▸ **Website and app data records**
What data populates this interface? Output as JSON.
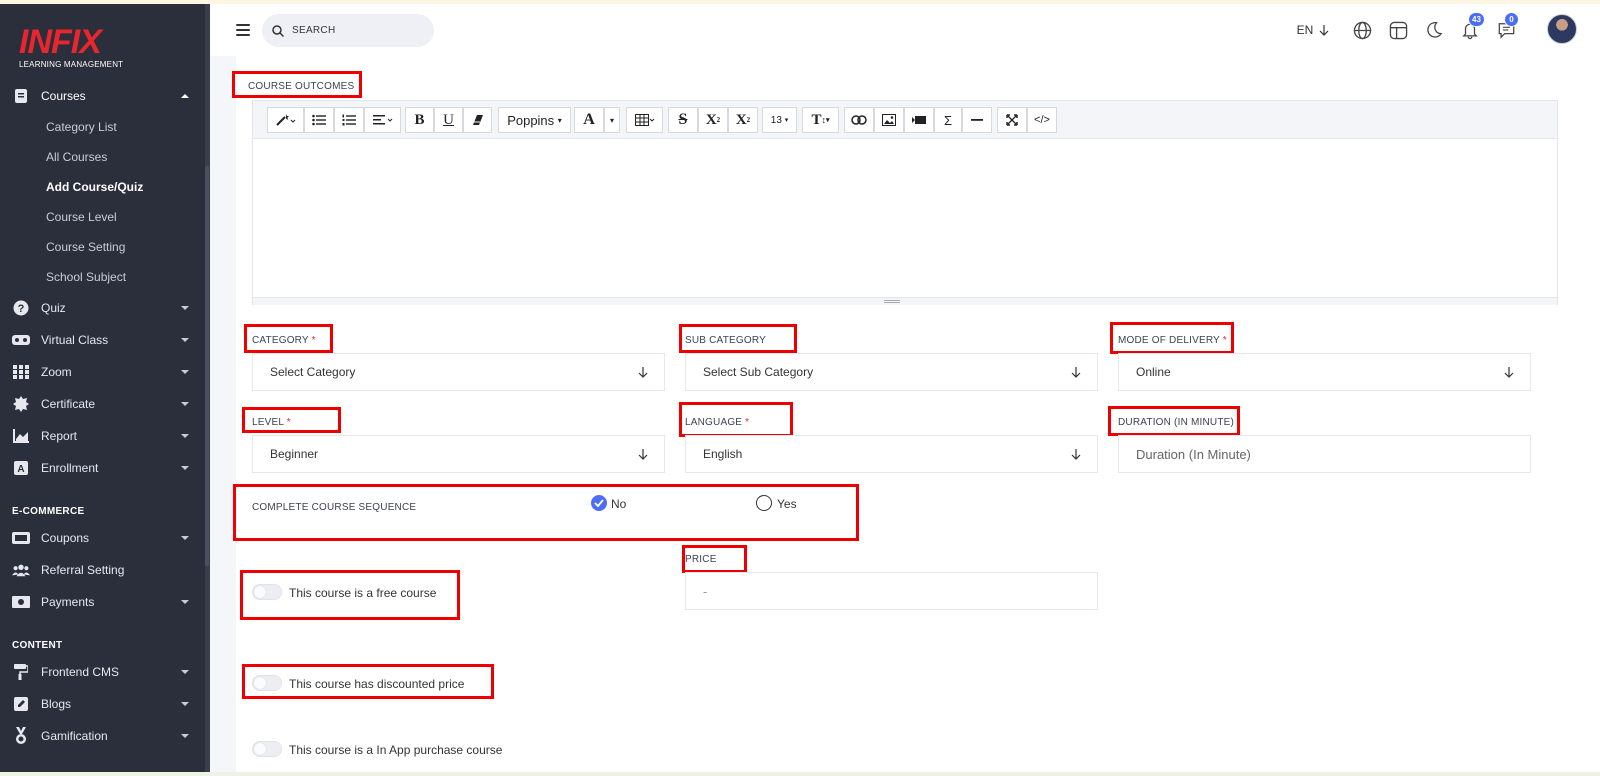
{
  "brand": {
    "name": "INFIX",
    "subtitle": "LEARNING MANAGEMENT"
  },
  "header": {
    "search_placeholder": "SEARCH",
    "language": "EN",
    "notifications_count": "43",
    "messages_count": "0"
  },
  "sidebar": {
    "courses": {
      "label": "Courses",
      "children": [
        "Category List",
        "All Courses",
        "Add Course/Quiz",
        "Course Level",
        "Course Setting",
        "School Subject"
      ],
      "active_child": "Add Course/Quiz"
    },
    "items": [
      {
        "label": "Quiz",
        "icon": "question-circle-icon"
      },
      {
        "label": "Virtual Class",
        "icon": "vr-headset-icon"
      },
      {
        "label": "Zoom",
        "icon": "grid-icon"
      },
      {
        "label": "Certificate",
        "icon": "badge-icon"
      },
      {
        "label": "Report",
        "icon": "chart-icon"
      },
      {
        "label": "Enrollment",
        "icon": "enrollment-icon"
      }
    ],
    "ecommerce": {
      "title": "E-COMMERCE",
      "items": [
        {
          "label": "Coupons",
          "icon": "ticket-icon"
        },
        {
          "label": "Referral Setting",
          "icon": "users-icon"
        },
        {
          "label": "Payments",
          "icon": "money-icon"
        }
      ]
    },
    "content": {
      "title": "CONTENT",
      "items": [
        {
          "label": "Frontend CMS",
          "icon": "paint-roller-icon"
        },
        {
          "label": "Blogs",
          "icon": "edit-icon"
        },
        {
          "label": "Gamification",
          "icon": "medal-icon"
        }
      ]
    }
  },
  "editor": {
    "label": "COURSE OUTCOMES",
    "font": "Poppins",
    "font_size": "13"
  },
  "form": {
    "category": {
      "label": "CATEGORY",
      "required": "*",
      "value": "Select Category"
    },
    "sub_category": {
      "label": "SUB CATEGORY",
      "value": "Select Sub Category"
    },
    "mode_of_delivery": {
      "label": "MODE OF DELIVERY",
      "required": "*",
      "value": "Online"
    },
    "level": {
      "label": "LEVEL",
      "required": "*",
      "value": "Beginner"
    },
    "language": {
      "label": "LANGUAGE",
      "required": "*",
      "value": "English"
    },
    "duration": {
      "label": "DURATION (IN MINUTE)",
      "placeholder": "Duration (In Minute)"
    },
    "sequence": {
      "label": "COMPLETE COURSE SEQUENCE",
      "options": [
        "No",
        "Yes"
      ],
      "selected": "No"
    },
    "price": {
      "label": "PRICE",
      "placeholder": "-"
    },
    "toggles": {
      "free": "This course is a free course",
      "discount": "This course has discounted price",
      "in_app": "This course is a In App purchase course"
    }
  },
  "colors": {
    "sidebar_bg": "#2b2f3b",
    "brand_red": "#e8262d",
    "accent": "#4c6ef5",
    "highlight": "#ee0000"
  }
}
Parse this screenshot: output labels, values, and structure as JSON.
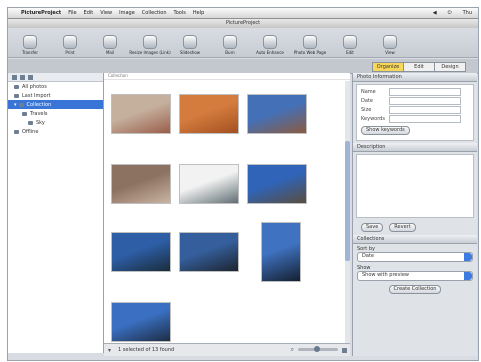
{
  "menubar": {
    "items": [
      "PictureProject",
      "File",
      "Edit",
      "View",
      "Image",
      "Collection",
      "Tools",
      "Help"
    ],
    "right": [
      "◀",
      "⏻",
      "Thu"
    ]
  },
  "window": {
    "title": "PictureProject"
  },
  "toolbar": {
    "buttons": [
      {
        "label": "Transfer",
        "icon": "transfer-icon"
      },
      {
        "label": "Print",
        "icon": "print-icon"
      },
      {
        "label": "Mail",
        "icon": "mail-icon"
      },
      {
        "label": "Resize Images (Link)",
        "icon": "resize-icon"
      },
      {
        "label": "Slideshow",
        "icon": "slideshow-icon"
      },
      {
        "label": "Burn",
        "icon": "burn-icon"
      },
      {
        "label": "Auto Enhance",
        "icon": "enhance-icon"
      },
      {
        "label": "Photo Web Page",
        "icon": "web-icon"
      },
      {
        "label": "Edit",
        "icon": "edit-icon"
      },
      {
        "label": "View",
        "icon": "view-icon"
      }
    ]
  },
  "viewmode": {
    "options": [
      "Organize",
      "Edit",
      "Design"
    ],
    "selected": 0
  },
  "sidebar": {
    "items": [
      {
        "label": "All photos",
        "level": 1
      },
      {
        "label": "Last Import",
        "level": 1
      },
      {
        "label": "Collection",
        "level": 0,
        "selected": true
      },
      {
        "label": "Travels",
        "level": 2
      },
      {
        "label": "Sky",
        "level": 3
      },
      {
        "label": "Offline",
        "level": 1
      }
    ]
  },
  "main": {
    "header": "Collection",
    "thumbnails": [
      {
        "name": "thumb-building-pink",
        "c1": "#c5b09e",
        "c2": "#9a5e4a"
      },
      {
        "name": "thumb-orange-rock",
        "c1": "#d47c3e",
        "c2": "#a44f20"
      },
      {
        "name": "thumb-tower-blue",
        "c1": "#4470b8",
        "c2": "#8a5b40"
      },
      {
        "name": "thumb-cliff-sea",
        "c1": "#8c7261",
        "c2": "#cbb4a3"
      },
      {
        "name": "thumb-clouds-sea",
        "c1": "#f2f2f2",
        "c2": "#5f6e73"
      },
      {
        "name": "thumb-ruins-blue",
        "c1": "#2f64b8",
        "c2": "#5a4d3f"
      },
      {
        "name": "thumb-palms-1",
        "c1": "#2d5ea6",
        "c2": "#1a2c3c"
      },
      {
        "name": "thumb-palms-2",
        "c1": "#355f9c",
        "c2": "#1d2430"
      },
      {
        "name": "thumb-palm-tall",
        "c1": "#3f72c0",
        "c2": "#152030"
      },
      {
        "name": "thumb-palm-sky",
        "c1": "#3a6fc1",
        "c2": "#1d2d45"
      }
    ],
    "status": "1 selected of 13 found"
  },
  "inspector": {
    "properties_title": "Photo Information",
    "fields": [
      "Name",
      "Date",
      "Size",
      "Keywords"
    ],
    "field_button": "Show keywords",
    "description_title": "Description",
    "btn_save": "Save",
    "btn_revert": "Revert",
    "details_title": "Collections",
    "sort_label": "Sort by",
    "sort_value": "Date",
    "view_label": "Show",
    "view_value": "Show with preview",
    "extra_button": "Create Collection"
  }
}
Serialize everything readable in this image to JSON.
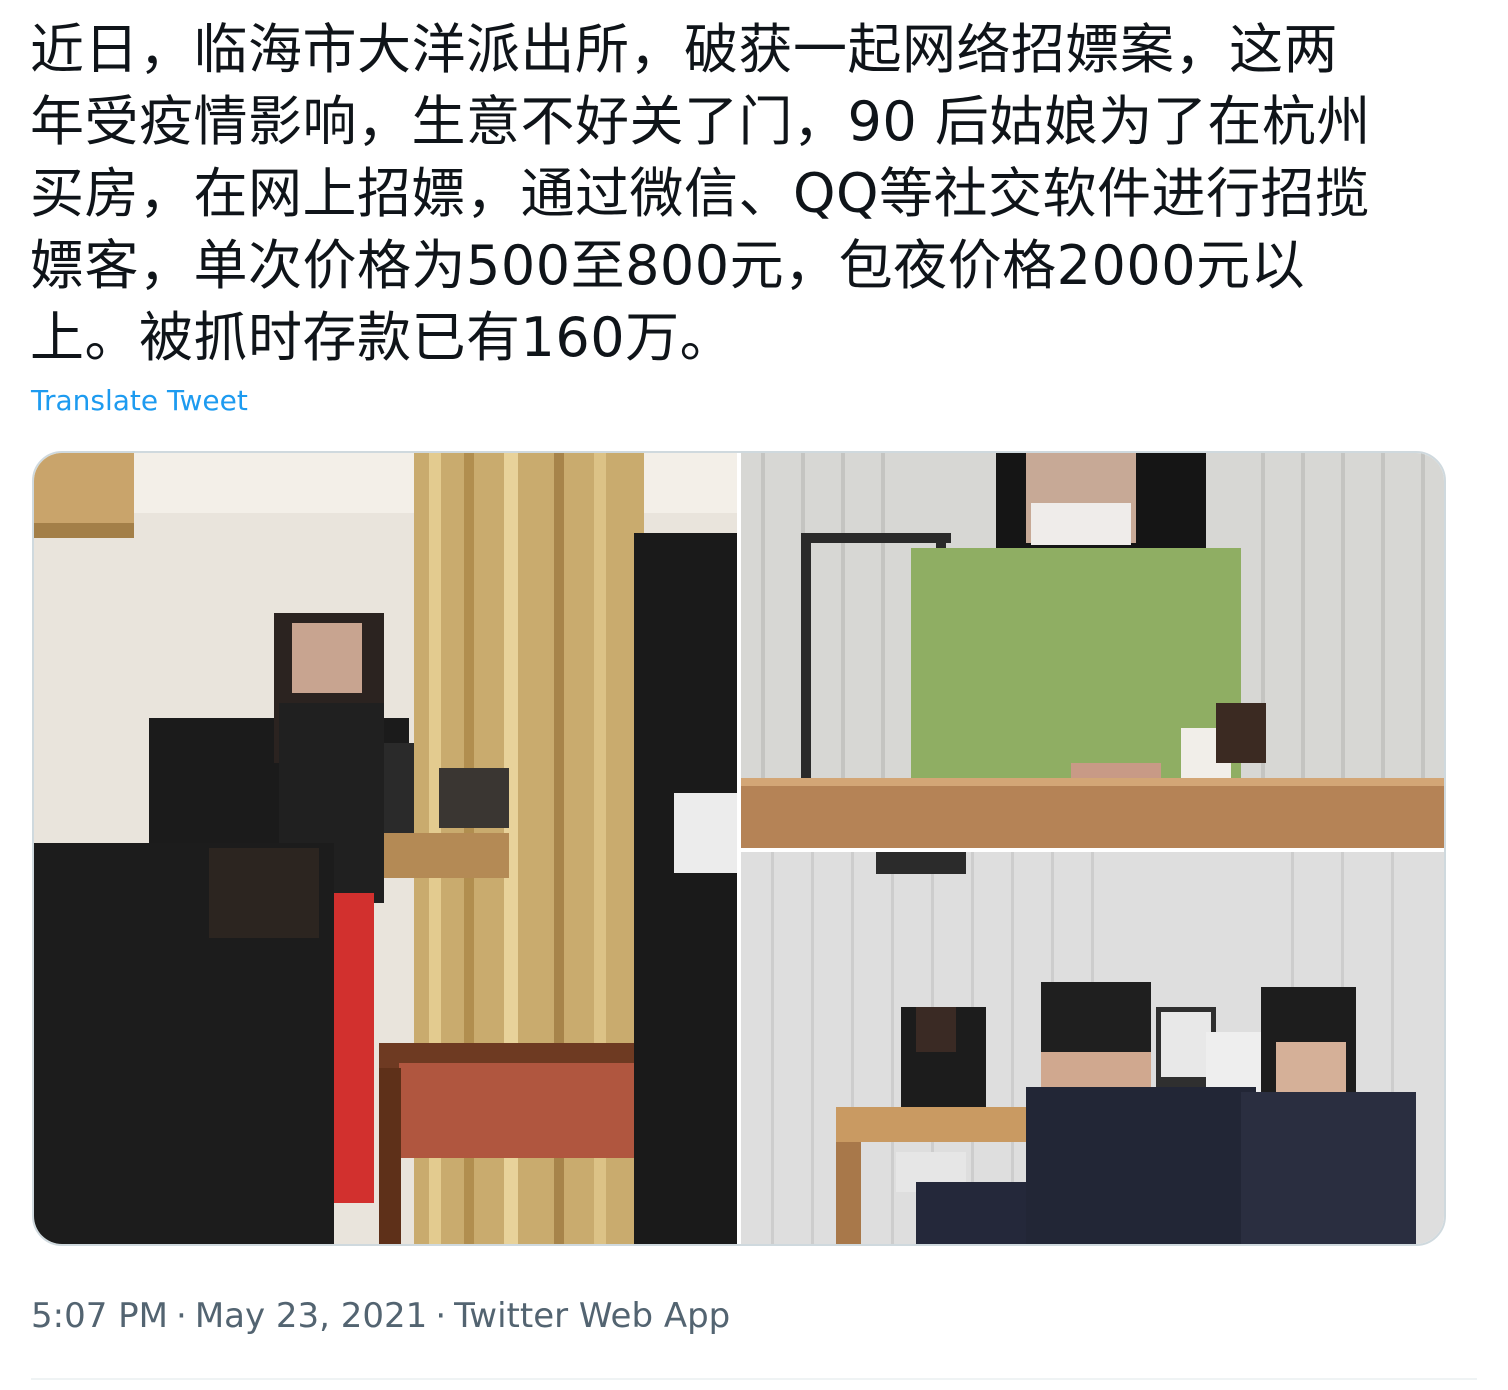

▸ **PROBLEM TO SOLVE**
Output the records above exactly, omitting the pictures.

▸ **RESPONSE AREA**
What data populates this interface? Output as JSON.
{
  "brand": {
    "name": "INFIX",
    "subtitle": "LEARNING MANAGEMENT"
  },
  "header": {
    "search_placeholder": "SEARCH",
    "language": "EN",
    "notifications_count": "43",
    "messages_count": "0"
  },
  "sidebar": {
    "courses": {
      "label": "Courses",
      "children": [
        "Category List",
        "All Courses",
        "Add Course/Quiz",
        "Course Level",
        "Course Setting",
        "School Subject"
      ],
      "active_child": "Add Course/Quiz"
    },
    "items": [
      {
        "label": "Quiz",
        "icon": "question-circle-icon"
      },
      {
        "label": "Virtual Class",
        "icon": "vr-headset-icon"
      },
      {
        "label": "Zoom",
        "icon": "grid-icon"
      },
      {
        "label": "Certificate",
        "icon": "badge-icon"
      },
      {
        "label": "Report",
        "icon": "chart-icon"
      },
      {
        "label": "Enrollment",
        "icon": "enrollment-icon"
      }
    ],
    "ecommerce": {
      "title": "E-COMMERCE",
      "items": [
        {
          "label": "Coupons",
          "icon": "ticket-icon"
        },
        {
          "label": "Referral Setting",
          "icon": "users-icon"
        },
        {
          "label": "Payments",
          "icon": "money-icon"
        }
      ]
    },
    "content": {
      "title": "CONTENT",
      "items": [
        {
          "label": "Frontend CMS",
          "icon": "paint-roller-icon"
        },
        {
          "label": "Blogs",
          "icon": "edit-icon"
        },
        {
          "label": "Gamification",
          "icon": "medal-icon"
        }
      ]
    }
  },
  "editor": {
    "label": "COURSE OUTCOMES",
    "font": "Poppins",
    "font_size": "13"
  },
  "form": {
    "category": {
      "label": "CATEGORY",
      "required": "*",
      "value": "Select Category"
    },
    "sub_category": {
      "label": "SUB CATEGORY",
      "value": "Select Sub Category"
    },
    "mode_of_delivery": {
      "label": "MODE OF DELIVERY",
      "required": "*",
      "value": "Online"
    },
    "level": {
      "label": "LEVEL",
      "required": "*",
      "value": "Beginner"
    },
    "language": {
      "label": "LANGUAGE",
      "required": "*",
      "value": "English"
    },
    "duration": {
      "label": "DURATION (IN MINUTE)",
      "placeholder": "Duration (In Minute)"
    },
    "sequence": {
      "label": "COMPLETE COURSE SEQUENCE",
      "options": [
        "No",
        "Yes"
      ],
      "selected": "No"
    },
    "price": {
      "label": "PRICE",
      "placeholder": "-"
    },
    "toggles": {
      "free": "This course is a free course",
      "discount": "This course has discounted price",
      "in_app": "This course is a In App purchase course"
    }
  },
  "colors": {
    "sidebar_bg": "#2b2f3b",
    "brand_red": "#e8262d",
    "accent": "#4c6ef5",
    "highlight": "#ee0000"
  }
}
Parse this screenshot: output labels, values, and structure as JSON.
{
  "menubar": {
    "items": [
      "PictureProject",
      "File",
      "Edit",
      "View",
      "Image",
      "Collection",
      "Tools",
      "Help"
    ],
    "right": [
      "◀",
      "⏻",
      "Thu"
    ]
  },
  "window": {
    "title": "PictureProject"
  },
  "toolbar": {
    "buttons": [
      {
        "label": "Transfer",
        "icon": "transfer-icon"
      },
      {
        "label": "Print",
        "icon": "print-icon"
      },
      {
        "label": "Mail",
        "icon": "mail-icon"
      },
      {
        "label": "Resize Images (Link)",
        "icon": "resize-icon"
      },
      {
        "label": "Slideshow",
        "icon": "slideshow-icon"
      },
      {
        "label": "Burn",
        "icon": "burn-icon"
      },
      {
        "label": "Auto Enhance",
        "icon": "enhance-icon"
      },
      {
        "label": "Photo Web Page",
        "icon": "web-icon"
      },
      {
        "label": "Edit",
        "icon": "edit-icon"
      },
      {
        "label": "View",
        "icon": "view-icon"
      }
    ]
  },
  "viewmode": {
    "options": [
      "Organize",
      "Edit",
      "Design"
    ],
    "selected": 0
  },
  "sidebar": {
    "items": [
      {
        "label": "All photos",
        "level": 1
      },
      {
        "label": "Last Import",
        "level": 1
      },
      {
        "label": "Collection",
        "level": 0,
        "selected": true
      },
      {
        "label": "Travels",
        "level": 2
      },
      {
        "label": "Sky",
        "level": 3
      },
      {
        "label": "Offline",
        "level": 1
      }
    ]
  },
  "main": {
    "header": "Collection",
    "thumbnails": [
      {
        "name": "thumb-building-pink",
        "c1": "#c5b09e",
        "c2": "#9a5e4a"
      },
      {
        "name": "thumb-orange-rock",
        "c1": "#d47c3e",
        "c2": "#a44f20"
      },
      {
        "name": "thumb-tower-blue",
        "c1": "#4470b8",
        "c2": "#8a5b40"
      },
      {
        "name": "thumb-cliff-sea",
        "c1": "#8c7261",
        "c2": "#cbb4a3"
      },
      {
        "name": "thumb-clouds-sea",
        "c1": "#f2f2f2",
        "c2": "#5f6e73"
      },
      {
        "name": "thumb-ruins-blue",
        "c1": "#2f64b8",
        "c2": "#5a4d3f"
      },
      {
        "name": "thumb-palms-1",
        "c1": "#2d5ea6",
        "c2": "#1a2c3c"
      },
      {
        "name": "thumb-palms-2",
        "c1": "#355f9c",
        "c2": "#1d2430"
      },
      {
        "name": "thumb-palm-tall",
        "c1": "#3f72c0",
        "c2": "#152030"
      },
      {
        "name": "thumb-palm-sky",
        "c1": "#3a6fc1",
        "c2": "#1d2d45"
      }
    ],
    "status": "1 selected of 13 found"
  },
  "inspector": {
    "properties_title": "Photo Information",
    "fields": [
      "Name",
      "Date",
      "Size",
      "Keywords"
    ],
    "field_button": "Show keywords",
    "description_title": "Description",
    "btn_save": "Save",
    "btn_revert": "Revert",
    "details_title": "Collections",
    "sort_label": "Sort by",
    "sort_value": "Date",
    "view_label": "Show",
    "view_value": "Show with preview",
    "extra_button": "Create Collection"
  }
}
Serialize everything readable in this image to JSON.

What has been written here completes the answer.